That holistic determination? It can be slow. It took a few weeks, plus I felt like the guy running my file kept coming back with the same questions over and over. It was, in all honesty, barely easier than the mortgage process. In 2018, you sort of expect instant gratification: plug your info in, get an approval or rejection in minutes, or maybe a day. Not weeks. But then again, they do factor in a lot of “soft” factors, like your career path.
The other major con is their geographic limitations. Since the bank is only in Boston, NYC, and California, they only offer refis in those areas. I’d like to refer my siblings, but two of them are in the midwest, so they’re stuck with other lenders.
Who Should Refinance?
Answer: Pretty much anyone with a weighted interest rate significantly above those offered by First Republic. (What’s a weighted interest rate? It’s basically an average of your balances and interest rates on multiple student loans – it factors in the debt load and APRs to give you the rate you’d have if it was all one consolidated loan. Here is a calculator to help.)
A better question is who should not refinance with a private lender. And there a few groups of people who really should think twice:
- Anyone counting on student loan forgiveness (so far, that dream seems to be a bust);
- Anyone with loans deferred or forgiven because of disability;
- Anyone who needs IBR and can’t afford the monthly payments of a private loan – rather than graduated payments that get bigger over time, most private lenders (First Republic included) have a flat payment structure – it’s about the same amount in month one as it is in month 120.
- Anyone with an unstable income: Unlike the federal loans, deferrals and income-based monthly payment amounts are not as easy to come by if you lose a job, or have an emergency. The bank may work with you, but it is not as easy as calling your fed loan servicer and saying “I’m unemployed!”
- For First Republic specifically, their standards are really high. You need great credit (over 700), a decent income, great long-term prospects (like a doctor or lawyer), no red flags on your credit history, etc.

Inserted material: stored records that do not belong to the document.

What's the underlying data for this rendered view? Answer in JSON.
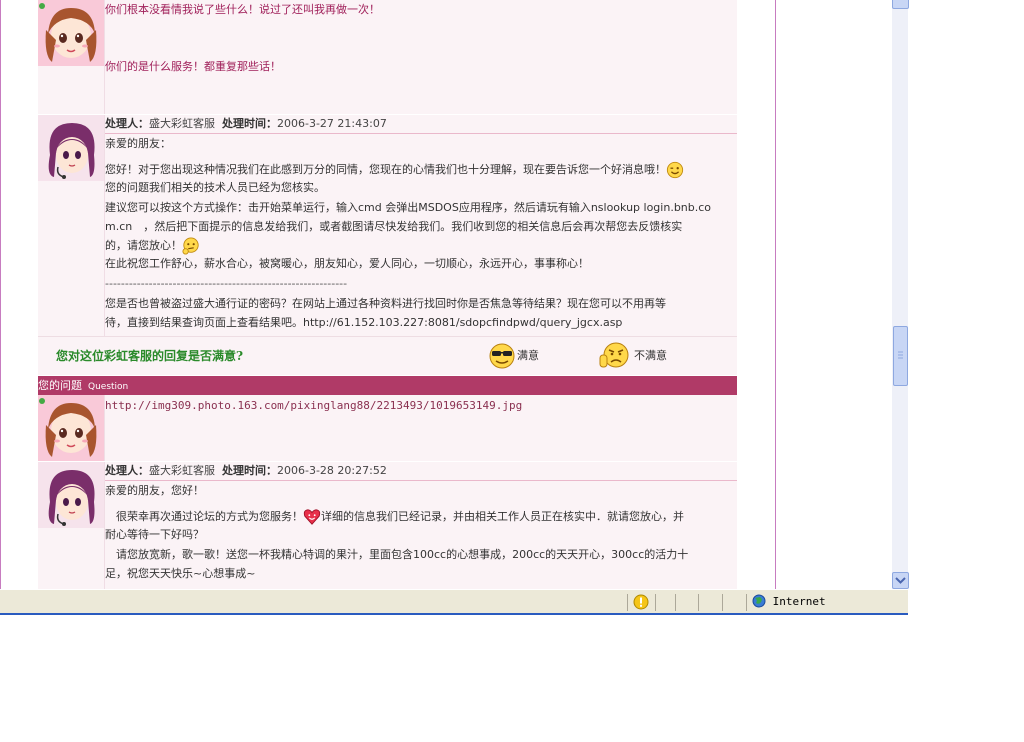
{
  "thread": {
    "user_msg_1": {
      "line1": "你们根本没看情我说了些什么！说过了还叫我再做一次！",
      "line2": "你们的是什么服务！都重复那些话！"
    },
    "reply_1": {
      "handler_label": "处理人：",
      "handler": "盛大彩虹客服",
      "time_label": "处理时间：",
      "time": "2006-3-27 21:43:07",
      "lines": [
        "亲爱的朋友：",
        "您好！对于您出现这种情况我们在此感到万分的同情，您现在的心情我们也十分理解，现在要告诉您一个好消息哦！",
        "您的问题我们相关的技术人员已经为您核实。",
        "建议您可以按这个方式操作：击开始菜单运行，输入cmd 会弹出MSDOS应用程序，然后请玩有输入nslookup login.bnb.co",
        "m.cn　，然后把下面提示的信息发给我们，或者截图请尽快发给我们。我们收到您的相关信息后会再次帮您去反馈核实",
        "的，请您放心！",
        "在此祝您工作舒心，薪水合心，被窝暖心，朋友知心，爱人同心，一切顺心，永远开心，事事称心！",
        "-------------------------------------------------------------",
        "您是否也曾被盗过盛大通行证的密码？在网站上通过各种资料进行找回时你是否焦急等待结果？现在您可以不用再等",
        "待，直接到结果查询页面上查看结果吧。http://61.152.103.227:8081/sdopcfindpwd/query_jgcx.asp"
      ]
    },
    "satisfaction": {
      "question": "您对这位彩虹客服的回复是否满意?",
      "satisfied": "满意",
      "unsatisfied": "不满意"
    },
    "question_bar": {
      "title": "您的问题",
      "subtitle": "Question"
    },
    "user_msg_2": {
      "url": "http://img309.photo.163.com/pixinglang88/2213493/1019653149.jpg"
    },
    "reply_2": {
      "handler_label": "处理人：",
      "handler": "盛大彩虹客服",
      "time_label": "处理时间：",
      "time": "2006-3-28 20:27:52",
      "lines": [
        "亲爱的朋友，您好！",
        "　很荣幸再次通过论坛的方式为您服务！",
        "详细的信息我们已经记录，并由相关工作人员正在核实中．就请您放心，并",
        "耐心等待一下好吗？",
        "　请您放宽新，歌一歌！送您一杯我精心特调的果汁，里面包含100cc的心想事成，200cc的天天开心，300cc的活力十",
        "足，祝您天天快乐~心想事成~"
      ]
    }
  },
  "status_bar": {
    "zone": "Internet"
  },
  "colors": {
    "accent_bar": "#b03a67",
    "satisfaction_question": "#2a8a2a",
    "cell_bg": "#fbf3f6"
  }
}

Really though, it doesn’t hurt to get a quote: First Republic offers multiple plans, so you’ll see the rates and monthly payments before you sign up.
If you do get a quote from First Republic, I’d appreciate it if you let them know that I, William Peacock, sent you. They’ll pay $200 to you, and $300 to me, for the referral and it doesn’t affect your approval or rates – it is free money.